Area collector has a passion for farm life
GIBSONVILLE — No matter where you look in Rick Murray’s basement, there are splashes of green and red. Shelves upon shelves of toy tractors, from John Deere, International Harvester, Farmall, Massey Ferguson and Allis-Chalmers, line the room from floor to ceiling. There are cast-iron horse-and-wagons that demonstrate what farming would’ve been like in the 1920s and current models as well. Some are still in boxes and then others are more recognizable to young children such as the tractor from the Disney/Pixar movie “Cars.” Even the light-switch plate is devoted to the collection with a John Deere logo.

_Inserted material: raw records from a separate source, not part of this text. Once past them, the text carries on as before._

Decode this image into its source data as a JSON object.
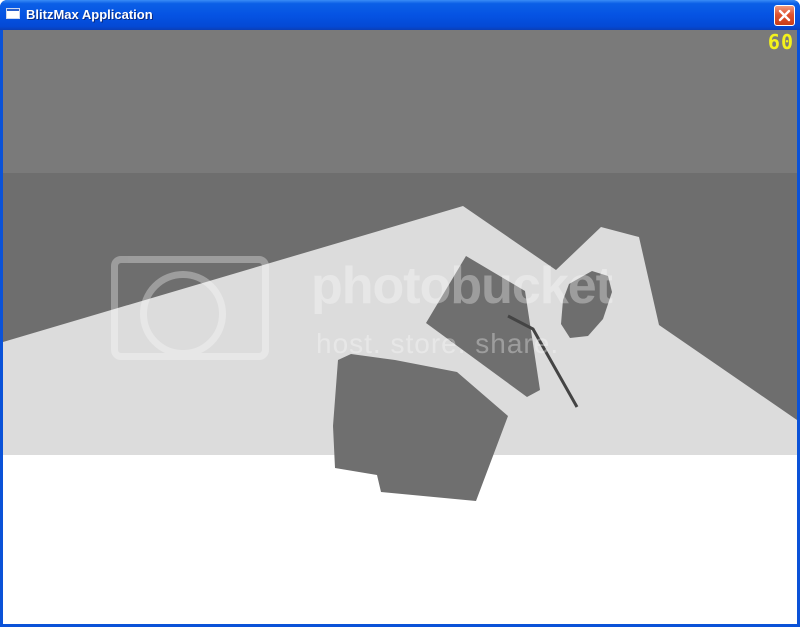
{
  "window": {
    "title": "BlitzMax Application",
    "icon": "app-window-icon",
    "close_icon": "close-icon"
  },
  "hud": {
    "fps": "60",
    "fps_color": "#f4f21c"
  },
  "watermark": {
    "name": "photobucket",
    "tagline": "host. store. share."
  },
  "colors": {
    "sky_upper": "#7a7a7a",
    "sky_lower": "#6e6e6e",
    "mid_ground": "#dcdcdc",
    "foreground": "#ffffff",
    "shape_fill": "#6f6f6f",
    "titlebar": "#0553e3",
    "close_button": "#e0532f"
  }
}
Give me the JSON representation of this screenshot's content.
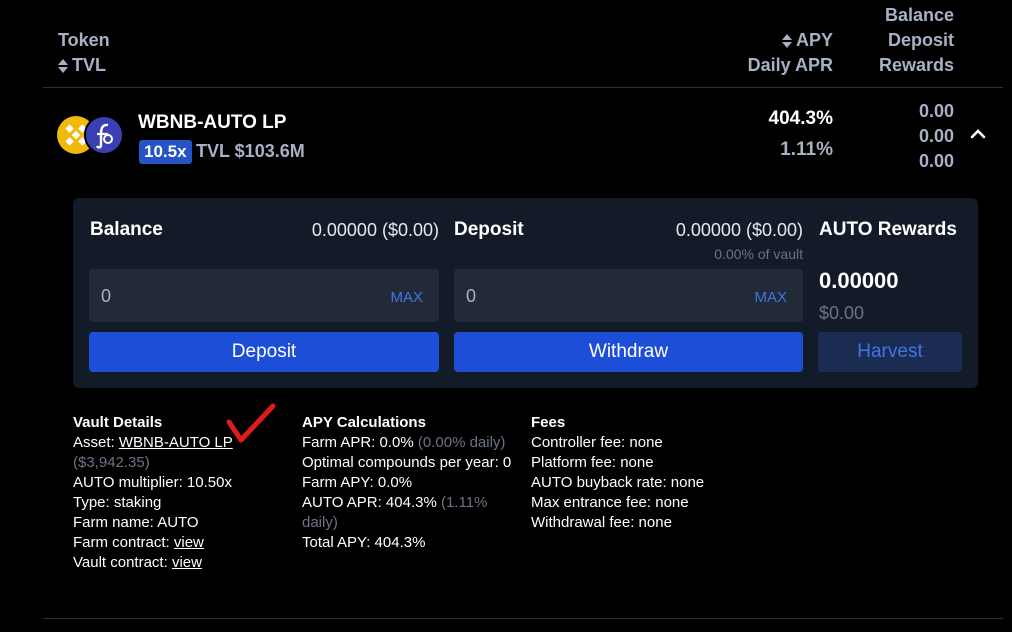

Murray’s collection is a true representation of the metamorphosis tractors have gone through during the years — from the simple farm tractor to the more modern version with a deluxe cab.
“Each year, toy tractors are created to mimic the current real-life version,” Murray said.
It was Murray’s love for farm equipment that led him to develop a collection of close to 2,000 toy tractors during the last 40 years.
The youngest of two sons born to the late R.C. “Dee” and Irene Murray, Rick and his late brother, Dean, first became familiar with collections while helping their friend, Gary Morton, work on race cars.
“He had a toy truck collection,” Rick said. “I thought it might be fun to start a tractor collection.”
As a teenager, Rick was familiar not only with tractors, while working in the tobacco fields with his late uncle Henry Murray, but his father and uncles owned and operated Murray Brothers store for a number of years. It was the cornerstone of this community in northeast Guilford County, a place where farmers, businessmen and their families would bring their cars to be serviced or fill up with gas. In the summertime, folks would sit on wooden drink crates and swap stories between sips of sodas (in bottles back then). And in the winter, they would gather around the woodstove inside the store.
These same friends and family members help contribute to Rick’s collection — oftentimes buying the toy tractors from hardware stores as gifts for birthdays, holidays and his high school graduation.
Along with the tractors, Rick also collects implements such as disc harrows, tobacco toppers and tobacco sprayers.
“I got interested in implements because I thought they were just as neat as the tractors,” he said. “After all, they do most of the work.”
Rick and Hubert Penland began the Tarheel Farm Toy Show 30 years ago as a way to not only unite collectors, but encourage young people to become interested in farming.
“A lot of youth today don’t even realize where food comes from,” he said. “They’re not exposed to farming like I was growing up. Through the toy tractors, we get them interested and hopefully educate them about the importance of farming.”
Penland and Murray also have an auction business, Creekside Auction Services in Elon. Murray’s full-time job is as an engineer with Duke Energy, where he’s worked for 38 years.
The Tarheel Farm Toy Show will celebrate its 30th anniversary from 6 p.m. to 9 p.m. Aug. 12 and 8:30 a.m. to 2 p.m. with an auction at 5 p.m. Aug. 13 at the Ramada Inn Convention Center in Burlington. Cost is $4 for adults and free for children 12 and under.
Rick was recognized last November as the first N.C. Inductee in the National Farm Toy Hall of Fame in Dyersville, Iowa, the birthplace of toy tractors.
“It’s a big deal there,” he said. “They close the schools down for the national farm toy show.”
Once a year, a ballot is sent out for nominees and Rick was chosen because he was “a major force in the founding and growth of farm toy-collecting in the Mid-Atlantic States,” according to the National Farm Toy Hall of Fame.
“I’m truly blessed,” he said of the nomination which was decided on among his peers.
The collection, which continues to grow, not only has special meaning to Rick, but it’s something he’s shared with his son, Dylan, stepdaughter, Danielle Smithey Sockwell, and now his stepgrandchildren, Case (named for the Case tractor) and Cailynn, 6-year-old twins. Rick and wife, Joni, along with their family can usually be found at the annual tractor show.
The grandchildren, Rick said, “are all about farm life.”
Exposing young people to farm life, whether it’s just through a toy tractor, well, it’s more than Rick’s passion — it’s his mission.
“If we don’t educate them, if we don’t teach them about it, where will we be?” he asked.
Article source: http://www.starnewsonline.com/lifestyle/20160717/toying-around